… connection The default setting of bin/sequel has been to test the connection before bringing up an IRB shell, but the previously Sequel had no way of doing this automatically (bin/sequel just called test_connection manually after instantiating the database object). This commit allows Sequel.connect and related methods to take a :test option that specifies whether a connection attempt should be made directly after connecting. Like other connection options, on adapters other than do and jdbc, you can specify the option in the connection string: Sequel.connect('postgres://host/database?test=t') It is possibly that this will be the default in a later version of Sequel, though I do not have plans to do that currently. While here, switch bin/sequel over to using this new capability.
…things without a real database
…ion is raised
…dumping in the database-specific type format When doing a database independent schema dump, include code to ignore errors when creating indexes. This should allow you to dump the schema from a PostgreSQL database with an index on a text column and restore it in a MySQL database. This modifies the bin/sequel tool to use the new feature when copying databases, and tweaks the output slightly.
This should work with any combination of database types, and one of the reasons for creating it is to make it easier to find bugs in the Sequel's schema support and the schema_dumper extension.
The -d option uses type translation, the -D option does not. The schema migration is dumped to the standard output. This should be helpful if you want an immediate look at the columns in the database. If you want to use it as the basis for an initial migration, just redirect $stdout to a file. While here, add a -h option to print the usage, since that is more standard than -?. Check for options that can't be used together, such as -D or -d with -m. Also check for options that require other options, such as -M without -m. Don't print the options when an error occurs, just print an error message. I initially thought of having -d/-D use -m to create a file in that directory, but there are a lot of corner cases there that I don't want to deal with.
I suppose this is useful if you want to load models from multiple directories. Seems like a fairly rare need, but the change is easy and makes usage more intuitive. Previously, if you used multiple -L options, only the last one would be respected, now, all -L options are respected.

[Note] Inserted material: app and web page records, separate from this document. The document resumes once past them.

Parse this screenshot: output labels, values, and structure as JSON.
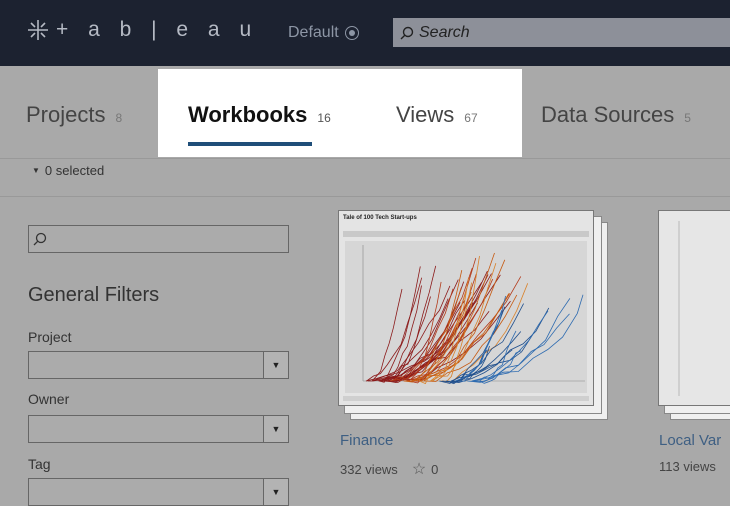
{
  "topbar": {
    "logo_text": "+ a b | e a u",
    "site_label": "Default",
    "search_placeholder": "Search",
    "icons": [
      "tableau-logo-icon",
      "site-selector-icon",
      "search-icon"
    ]
  },
  "tabs": [
    {
      "label": "Projects",
      "count": "8"
    },
    {
      "label": "Workbooks",
      "count": "16"
    },
    {
      "label": "Views",
      "count": "67"
    },
    {
      "label": "Data Sources",
      "count": "5"
    }
  ],
  "selection": {
    "label": "0 selected"
  },
  "sidebar": {
    "heading": "General Filters",
    "filters": [
      {
        "label": "Project"
      },
      {
        "label": "Owner"
      },
      {
        "label": "Tag"
      }
    ]
  },
  "cards": [
    {
      "name": "Finance",
      "views": "332 views",
      "favorites": "0",
      "thumb_title": "Tale of 100 Tech Start-ups"
    },
    {
      "name": "Local Var",
      "views": "113 views"
    }
  ],
  "colors": {
    "accent": "#1f4e79",
    "link": "#3e5f83",
    "topbar": "#1c2230"
  }
}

…n' if you want them Migrations and the Migrator are not generally needed in normal operation. The only part of Sequel that depends on them is the sequel binary when called with the -m switch. So it is easy to move them into an extension. Since migrations are only run rarely, it doesn't make sense for Sequel to load the code for them by default.

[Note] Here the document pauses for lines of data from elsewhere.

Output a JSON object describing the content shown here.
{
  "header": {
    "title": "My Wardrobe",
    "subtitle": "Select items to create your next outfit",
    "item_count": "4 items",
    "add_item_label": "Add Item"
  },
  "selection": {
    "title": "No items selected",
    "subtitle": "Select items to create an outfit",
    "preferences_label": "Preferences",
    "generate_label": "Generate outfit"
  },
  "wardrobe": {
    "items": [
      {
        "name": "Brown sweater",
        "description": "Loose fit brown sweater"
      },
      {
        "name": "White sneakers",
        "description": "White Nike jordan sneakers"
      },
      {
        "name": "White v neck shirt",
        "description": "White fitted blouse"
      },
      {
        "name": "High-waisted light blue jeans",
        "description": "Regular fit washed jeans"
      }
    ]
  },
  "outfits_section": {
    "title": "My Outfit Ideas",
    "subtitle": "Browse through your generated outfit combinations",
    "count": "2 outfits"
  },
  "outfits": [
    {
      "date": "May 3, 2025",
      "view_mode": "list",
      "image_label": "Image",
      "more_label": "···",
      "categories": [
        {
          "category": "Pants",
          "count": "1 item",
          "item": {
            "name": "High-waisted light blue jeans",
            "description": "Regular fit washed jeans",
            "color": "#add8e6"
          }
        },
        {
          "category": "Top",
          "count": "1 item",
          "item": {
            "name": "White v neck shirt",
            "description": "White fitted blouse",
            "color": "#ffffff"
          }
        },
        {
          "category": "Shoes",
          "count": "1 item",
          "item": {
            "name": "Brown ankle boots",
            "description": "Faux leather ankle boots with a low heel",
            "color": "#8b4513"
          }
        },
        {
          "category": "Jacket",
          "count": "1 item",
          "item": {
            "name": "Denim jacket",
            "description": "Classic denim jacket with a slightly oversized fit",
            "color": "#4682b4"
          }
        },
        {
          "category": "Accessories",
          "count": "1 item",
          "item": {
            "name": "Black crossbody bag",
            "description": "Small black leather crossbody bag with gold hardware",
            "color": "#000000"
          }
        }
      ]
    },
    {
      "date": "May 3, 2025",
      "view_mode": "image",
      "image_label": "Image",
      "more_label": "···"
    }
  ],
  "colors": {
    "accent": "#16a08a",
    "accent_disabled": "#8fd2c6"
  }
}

…mbol keys This commit will try the following in order to find the parameters to use: # Assume yaml_hash is the hash returned by YAML.load for the # file given on the command line, and env is the environment # specified by the user (or 'development' by default) params = yaml_hash[env] || yaml_hash[env.to_sym] || yaml_hash Notice that in addition to supporting symbol keys (such as :development), Sequel now also supports a plain yaml file for parameters, such as: --- :adapter: sqlite :database: ':memory:'

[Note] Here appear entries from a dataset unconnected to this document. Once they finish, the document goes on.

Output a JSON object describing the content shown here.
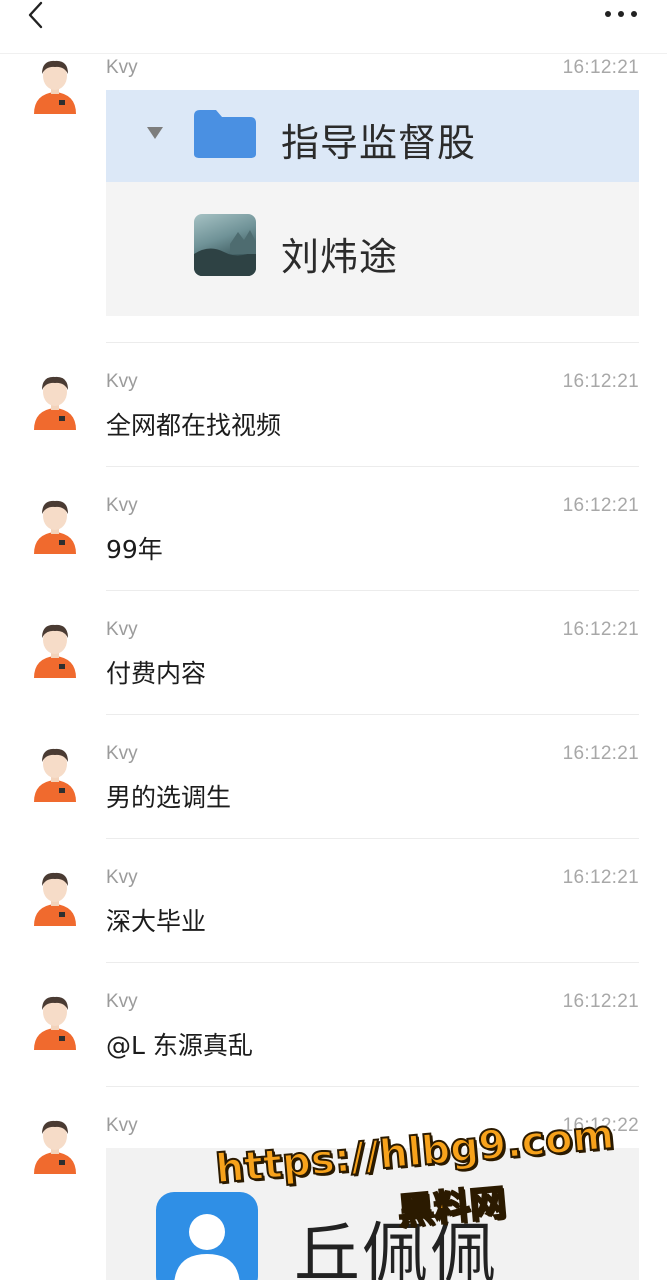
{
  "header": {
    "back_icon": "chevron-left-icon",
    "more_icon": "more-horizontal-icon"
  },
  "messages": [
    {
      "sender": "Kvy",
      "time": "16:12:21",
      "type": "image",
      "image": {
        "folder_label": "指导监督股",
        "contact_label": "刘炜途"
      }
    },
    {
      "sender": "Kvy",
      "time": "16:12:21",
      "type": "text",
      "text": "全网都在找视频"
    },
    {
      "sender": "Kvy",
      "time": "16:12:21",
      "type": "text",
      "text": "99年"
    },
    {
      "sender": "Kvy",
      "time": "16:12:21",
      "type": "text",
      "text": "付费内容"
    },
    {
      "sender": "Kvy",
      "time": "16:12:21",
      "type": "text",
      "text": "男的选调生"
    },
    {
      "sender": "Kvy",
      "time": "16:12:21",
      "type": "text",
      "text": "深大毕业"
    },
    {
      "sender": "Kvy",
      "time": "16:12:21",
      "type": "text",
      "text": "@L 东源真乱"
    },
    {
      "sender": "Kvy",
      "time": "16:12:22",
      "type": "image",
      "image": {
        "contact_label": "丘佩佩"
      }
    }
  ],
  "watermark": {
    "url": "https://hlbg9.com",
    "label": "黑料网"
  },
  "colors": {
    "avatar_shirt": "#f06a2e",
    "folder_blue": "#4a90e2",
    "selected_row": "#dce8f7",
    "watermark": "#f7a21b"
  }
}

…ads all Sequel::Models
For merging the READMEs, I put the model README at the bottom of the core README and used that. For merging the CHANGELOGs, I merged them manually back to 1.4.0, and copied the rest of the model CHANGELOG to the bottom of the file. Most of the Rakefile code was duplicative, but I think I got all tasks except spec_adapters. I figure few people have all 5 adapters necessary to run the adapter specs. I only have 3 of them, so I never used spec_adapters. The specs are still split up so they can be run independently. Additionally, the adapter specs are split off from the core specs, which helps if you want to put Sequel.connect lines in spec_config.rb. The only other spec changes were for path changes. There weren't conflicts merging anything else, IIRC. I hope there is no fallout from this. I haven't noticed any yet, running the specs and the test suites for all of my apps that use Sequel.
…amed Pool#conn_maker to Pool#connection_proc. Added Dataset# method. Refactored Model#find and Model#.